In and of itself these correlation studies are usually not a bad thing. If performed correctly these correlation studies can provide valuable data about SEO.
The problem usually arises when people start to create hypotheses about the causal relationships between rankings and the correlated factors. Recently this became very clear in Cyrus Shepard’s thorough and well-researched post that showed a strong correlation between Google+ and high rankings in Google.
That caused quite a stir, and solicited a response from Matt Cutts on Hacker News:
“If you make compelling content, people will link to it, like it, share it on Facebook, +1 it, etc. But that doesn’t mean that Google is using those signals in our ranking.”
While this may read like a denouncement of +1’s, it doesn’t actually contend the statement Cyrus makes that activity on the Google+ platform – such as shares – can result in higher rankings. After all Google+ shares do seem to pass link value as they’re followed links.
Now, aside from the questionable wisdom of using a Google-controlled platform to manipulate rankings in Google’s search engine (to me it seems a bit like volunteering to be a rat in Google’s SEO maze) there is another issue here: what if we’re looking at these correlation studies the wrong way?
In 2011 Moz also published a correlation study that seemed to show Facebook shares correlated with high rankings in search. This too was a contentious post, as that correlation study also resulted in many SEOs proclaiming that Facebook shares helped rank websites higher.
But here too a counter-claim emerged from Matt Cutts when he said in an interview that Google has limited access to Facebook’s data and so could not make optimal use of Facebook shares as a ranking factor.
It occurred to me that we as the SEO community, in our enduring efforts to find easy answers and quick solutions, probably look at these correlation studies from a flawed perspective. We’re confusing the noise for the signal, and put the cart in front of the horse.
Prediction, not Causation
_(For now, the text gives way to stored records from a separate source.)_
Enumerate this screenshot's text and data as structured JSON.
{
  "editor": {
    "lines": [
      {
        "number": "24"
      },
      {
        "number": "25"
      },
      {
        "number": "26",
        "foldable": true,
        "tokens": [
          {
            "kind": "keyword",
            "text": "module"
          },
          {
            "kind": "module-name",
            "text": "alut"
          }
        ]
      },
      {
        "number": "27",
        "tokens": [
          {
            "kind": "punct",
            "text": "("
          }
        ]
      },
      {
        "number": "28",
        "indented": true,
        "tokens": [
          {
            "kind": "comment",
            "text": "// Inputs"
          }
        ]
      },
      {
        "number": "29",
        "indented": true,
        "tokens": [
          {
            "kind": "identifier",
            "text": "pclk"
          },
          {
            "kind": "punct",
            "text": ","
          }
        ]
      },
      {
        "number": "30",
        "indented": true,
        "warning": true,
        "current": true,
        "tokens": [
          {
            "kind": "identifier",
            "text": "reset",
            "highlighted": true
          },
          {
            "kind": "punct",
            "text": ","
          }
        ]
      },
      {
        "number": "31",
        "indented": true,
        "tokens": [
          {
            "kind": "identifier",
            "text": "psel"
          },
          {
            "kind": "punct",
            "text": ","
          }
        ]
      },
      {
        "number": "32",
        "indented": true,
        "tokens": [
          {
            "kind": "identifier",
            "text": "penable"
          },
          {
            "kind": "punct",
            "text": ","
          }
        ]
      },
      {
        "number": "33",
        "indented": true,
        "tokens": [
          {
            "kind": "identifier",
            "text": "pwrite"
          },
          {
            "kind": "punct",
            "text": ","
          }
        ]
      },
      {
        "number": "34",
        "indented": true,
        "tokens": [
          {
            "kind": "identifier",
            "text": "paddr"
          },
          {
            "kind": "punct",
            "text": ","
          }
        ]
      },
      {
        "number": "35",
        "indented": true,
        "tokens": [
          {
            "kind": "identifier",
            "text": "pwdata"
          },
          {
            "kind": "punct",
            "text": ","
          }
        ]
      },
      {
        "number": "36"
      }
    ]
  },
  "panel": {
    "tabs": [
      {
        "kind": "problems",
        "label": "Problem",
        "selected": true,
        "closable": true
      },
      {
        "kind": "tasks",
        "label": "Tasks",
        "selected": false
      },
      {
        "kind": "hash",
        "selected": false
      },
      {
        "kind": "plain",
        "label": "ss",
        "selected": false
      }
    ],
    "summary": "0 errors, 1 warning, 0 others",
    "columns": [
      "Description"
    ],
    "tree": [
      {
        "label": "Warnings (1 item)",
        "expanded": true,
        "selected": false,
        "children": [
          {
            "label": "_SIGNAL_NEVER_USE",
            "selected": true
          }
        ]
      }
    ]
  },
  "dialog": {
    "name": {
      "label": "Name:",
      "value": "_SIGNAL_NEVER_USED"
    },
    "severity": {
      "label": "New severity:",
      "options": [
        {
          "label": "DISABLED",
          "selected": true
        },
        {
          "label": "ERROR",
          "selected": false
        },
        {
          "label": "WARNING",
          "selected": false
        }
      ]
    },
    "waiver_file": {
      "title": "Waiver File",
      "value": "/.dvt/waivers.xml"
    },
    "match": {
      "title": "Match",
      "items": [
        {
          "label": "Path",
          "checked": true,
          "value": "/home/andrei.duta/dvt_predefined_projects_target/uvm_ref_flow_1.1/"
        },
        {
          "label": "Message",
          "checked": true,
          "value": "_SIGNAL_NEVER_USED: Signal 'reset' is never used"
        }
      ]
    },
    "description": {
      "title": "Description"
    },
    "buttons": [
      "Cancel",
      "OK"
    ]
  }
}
Aside from turning the tables and interpreting these correlated factors as not causing higher rankings, but resulting from them, we could also view them from a third perspective. What if a high degree of Facebook shares, tweets, and +1s are not signals that Google takes in to account, but predictors of improved visibility in search?
The exact causal relationship between social shares and high rankings is likely a very complex and muddled process, relying on many different interconnected factors. Instead of attempting to dissect these in detail – and risking making our in-depth research obsolete the next time Google releases an update or rolls out something like the Transition Rank patent – we should instead see the correlation studies like prediction signals.
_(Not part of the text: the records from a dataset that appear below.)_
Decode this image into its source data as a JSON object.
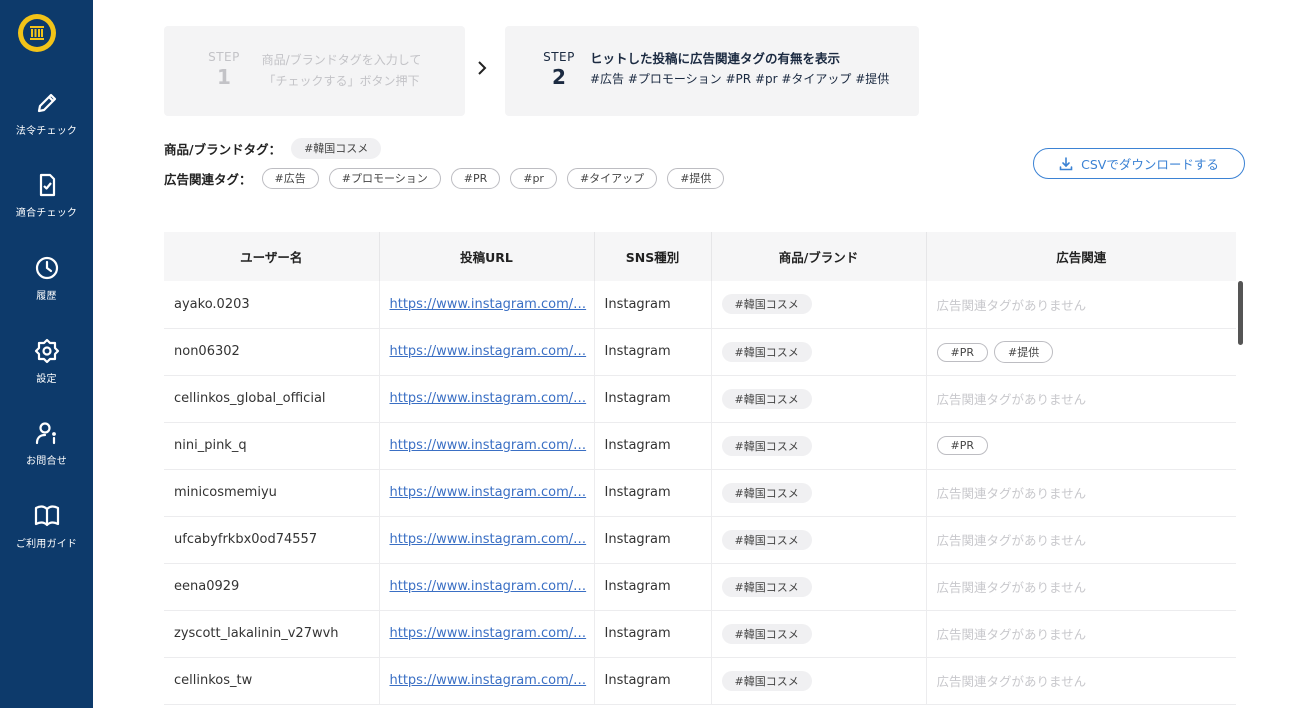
{
  "sidebar": {
    "items": [
      {
        "label": "法令チェック",
        "icon": "pencil-icon"
      },
      {
        "label": "適合チェック",
        "icon": "document-check-icon"
      },
      {
        "label": "履歴",
        "icon": "history-icon"
      },
      {
        "label": "設定",
        "icon": "gear-icon"
      },
      {
        "label": "お問合せ",
        "icon": "user-info-icon"
      },
      {
        "label": "ご利用ガイド",
        "icon": "book-icon"
      }
    ]
  },
  "steps": {
    "step1": {
      "word": "STEP",
      "number": "1",
      "line1": "商品/ブランドタグを入力して",
      "line2": "「チェックする」ボタン押下"
    },
    "step2": {
      "word": "STEP",
      "number": "2",
      "title": "ヒットした投稿に広告関連タグの有無を表示",
      "tags": "#広告 #プロモーション #PR #pr #タイアップ #提供"
    }
  },
  "filters": {
    "brand_label": "商品/ブランドタグ：",
    "brand_tags": [
      "#韓国コスメ"
    ],
    "ad_label": "広告関連タグ：",
    "ad_tags": [
      "#広告",
      "#プロモーション",
      "#PR",
      "#pr",
      "#タイアップ",
      "#提供"
    ]
  },
  "csv_button": {
    "label": "CSVでダウンロードする"
  },
  "table": {
    "headers": [
      "ユーザー名",
      "投稿URL",
      "SNS種別",
      "商品/ブランド",
      "広告関連"
    ],
    "no_ad_text": "広告関連タグがありません",
    "rows": [
      {
        "user": "ayako.0203",
        "url": "https://www.instagram.com/…",
        "sns": "Instagram",
        "brand": "#韓国コスメ",
        "ads": []
      },
      {
        "user": "non06302",
        "url": "https://www.instagram.com/…",
        "sns": "Instagram",
        "brand": "#韓国コスメ",
        "ads": [
          "#PR",
          "#提供"
        ]
      },
      {
        "user": "cellinkos_global_official",
        "url": "https://www.instagram.com/…",
        "sns": "Instagram",
        "brand": "#韓国コスメ",
        "ads": []
      },
      {
        "user": "nini_pink_q",
        "url": "https://www.instagram.com/…",
        "sns": "Instagram",
        "brand": "#韓国コスメ",
        "ads": [
          "#PR"
        ]
      },
      {
        "user": "minicosmemiyu",
        "url": "https://www.instagram.com/…",
        "sns": "Instagram",
        "brand": "#韓国コスメ",
        "ads": []
      },
      {
        "user": "ufcabyfrkbx0od74557",
        "url": "https://www.instagram.com/…",
        "sns": "Instagram",
        "brand": "#韓国コスメ",
        "ads": []
      },
      {
        "user": "eena0929",
        "url": "https://www.instagram.com/…",
        "sns": "Instagram",
        "brand": "#韓国コスメ",
        "ads": []
      },
      {
        "user": "zyscott_lakalinin_v27wvh",
        "url": "https://www.instagram.com/…",
        "sns": "Instagram",
        "brand": "#韓国コスメ",
        "ads": []
      },
      {
        "user": "cellinkos_tw",
        "url": "https://www.instagram.com/…",
        "sns": "Instagram",
        "brand": "#韓国コスメ",
        "ads": []
      }
    ]
  },
  "colors": {
    "sidebar": "#0d3a6b",
    "logo": "#f2c318",
    "accent": "#3b82d4",
    "link": "#3a6fc4"
  }
}
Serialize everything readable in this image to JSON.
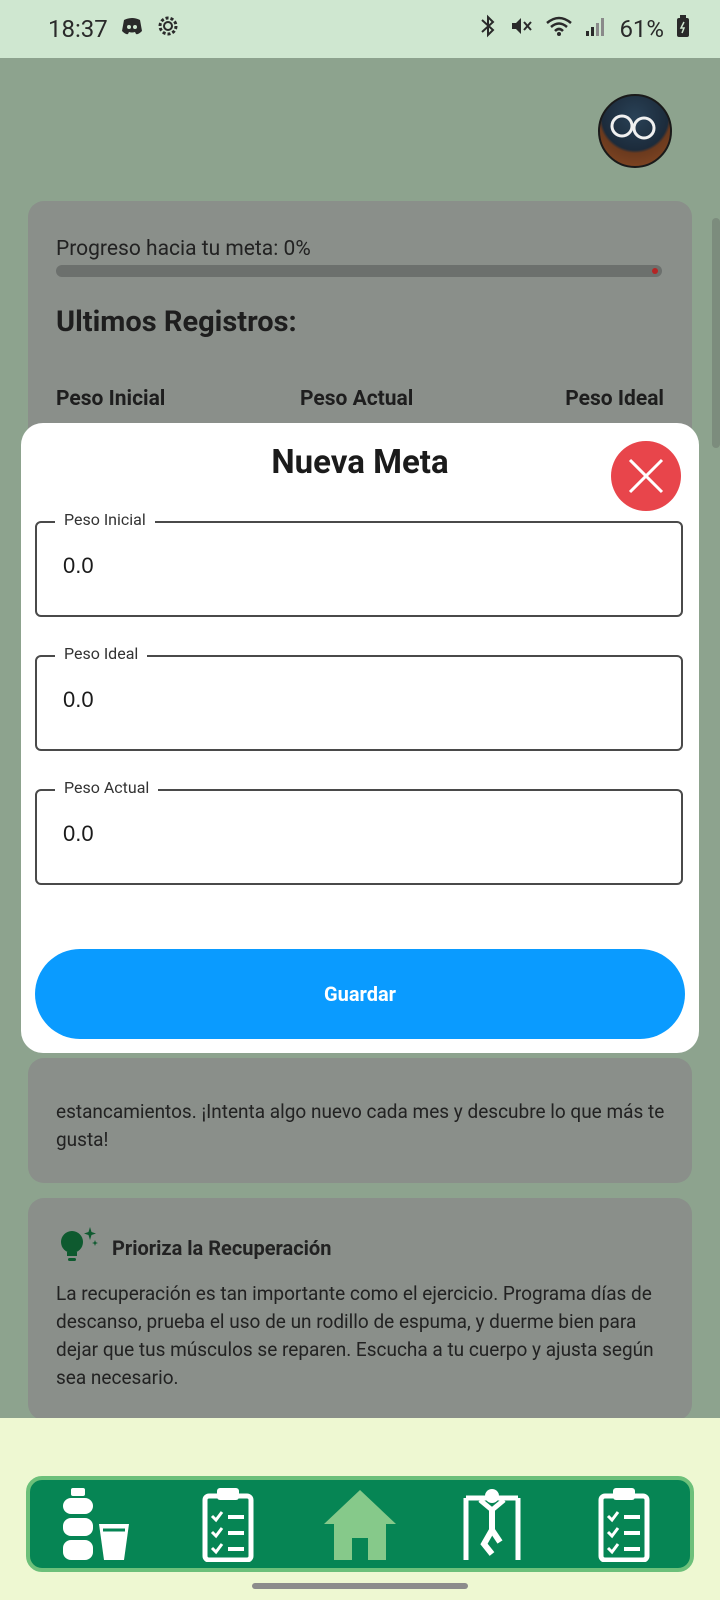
{
  "status_bar": {
    "time": "18:37",
    "battery": "61%"
  },
  "progress": {
    "label": "Progreso hacia tu meta: 0%",
    "value": 0
  },
  "records": {
    "title": "Ultimos Registros:",
    "columns": [
      "Peso Inicial",
      "Peso Actual",
      "Peso Ideal"
    ]
  },
  "card_text": "estancamientos. ¡Intenta algo nuevo cada mes y descubre lo que más te gusta!",
  "tip": {
    "title": "Prioriza la Recuperación",
    "body": "La recuperación es tan importante como el ejercicio. Programa días de descanso, prueba el uso de un rodillo de espuma, y duerme bien para dejar que tus músculos se reparen. Escucha a tu cuerpo y ajusta según sea necesario."
  },
  "modal": {
    "title": "Nueva Meta",
    "fields": [
      {
        "label": "Peso Inicial",
        "value": "0.0"
      },
      {
        "label": "Peso Ideal",
        "value": "0.0"
      },
      {
        "label": "Peso Actual",
        "value": "0.0"
      }
    ],
    "save_label": "Guardar"
  },
  "nav": {
    "items": [
      "hydration-icon",
      "checklist-icon",
      "home-icon",
      "workout-icon",
      "checklist-icon"
    ],
    "active": "home-icon"
  },
  "colors": {
    "accent": "#0a9bff",
    "close": "#e8454b",
    "nav": "#068554",
    "nav_active": "#86c98a"
  }
}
A webpage that receives a lot of social shares is statistically more likely to also rank higher in search. That is undisputed. But instead of seeing the social shares as the cause of the rankings, we should interpret them as a prediction signal. A new blog post that goes viral and receives a lot of social attention can be forecast to have lasting search engine visibility. It’s not a certainty (the correlation is only around 0.3 after all) but together with the other SEO correlation factors you could predict a piece of content’s success in Google SERPs with some degree of confidence.
By placing the correlation factors in this predictive context, we do not risk of conflating correlation for causation, and we make a more honest assessment of the value of social sharing in a SEO framework. It also emphasises the inherent uncertainty in SEO, where we can never guarantee results.
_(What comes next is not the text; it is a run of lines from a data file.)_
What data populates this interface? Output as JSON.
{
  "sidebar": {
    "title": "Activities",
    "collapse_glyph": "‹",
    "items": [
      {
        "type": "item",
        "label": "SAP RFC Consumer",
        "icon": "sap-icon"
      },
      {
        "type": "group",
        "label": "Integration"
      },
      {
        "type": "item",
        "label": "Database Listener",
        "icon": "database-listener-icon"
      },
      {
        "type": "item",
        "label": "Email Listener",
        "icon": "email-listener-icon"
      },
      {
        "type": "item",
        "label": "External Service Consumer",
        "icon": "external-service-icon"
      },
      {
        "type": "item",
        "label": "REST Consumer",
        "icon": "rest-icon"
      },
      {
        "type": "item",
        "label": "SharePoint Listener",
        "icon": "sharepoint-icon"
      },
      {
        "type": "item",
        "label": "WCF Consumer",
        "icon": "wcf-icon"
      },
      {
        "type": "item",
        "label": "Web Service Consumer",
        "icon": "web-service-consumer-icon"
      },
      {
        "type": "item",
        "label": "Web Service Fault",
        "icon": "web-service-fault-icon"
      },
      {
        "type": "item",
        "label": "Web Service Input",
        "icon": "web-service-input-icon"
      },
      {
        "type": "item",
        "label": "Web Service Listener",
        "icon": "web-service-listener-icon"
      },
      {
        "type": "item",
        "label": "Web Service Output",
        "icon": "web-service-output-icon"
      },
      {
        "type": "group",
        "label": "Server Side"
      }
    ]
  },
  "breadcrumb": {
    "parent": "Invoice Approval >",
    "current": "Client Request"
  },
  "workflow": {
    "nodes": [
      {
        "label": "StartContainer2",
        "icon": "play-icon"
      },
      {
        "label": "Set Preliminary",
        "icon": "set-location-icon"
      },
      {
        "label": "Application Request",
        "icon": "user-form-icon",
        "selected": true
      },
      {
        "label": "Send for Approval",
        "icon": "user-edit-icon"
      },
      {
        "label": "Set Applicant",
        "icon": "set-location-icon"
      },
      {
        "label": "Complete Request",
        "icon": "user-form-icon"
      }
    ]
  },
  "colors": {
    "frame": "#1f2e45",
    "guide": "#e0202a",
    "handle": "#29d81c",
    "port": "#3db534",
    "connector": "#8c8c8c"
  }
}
I welcome future well-performed correlation studies, as this will give us more data to work with. But we should stop to seek causal relationships as I believe that to be a futile effort that even seasoned scientists would struggle with. Instead we need to interpret these correlations as predictions, with all the uncertainty that entails. Only then will we be able to see the true value of these studies, and incorporate their findings in our SEO tactics appropriately.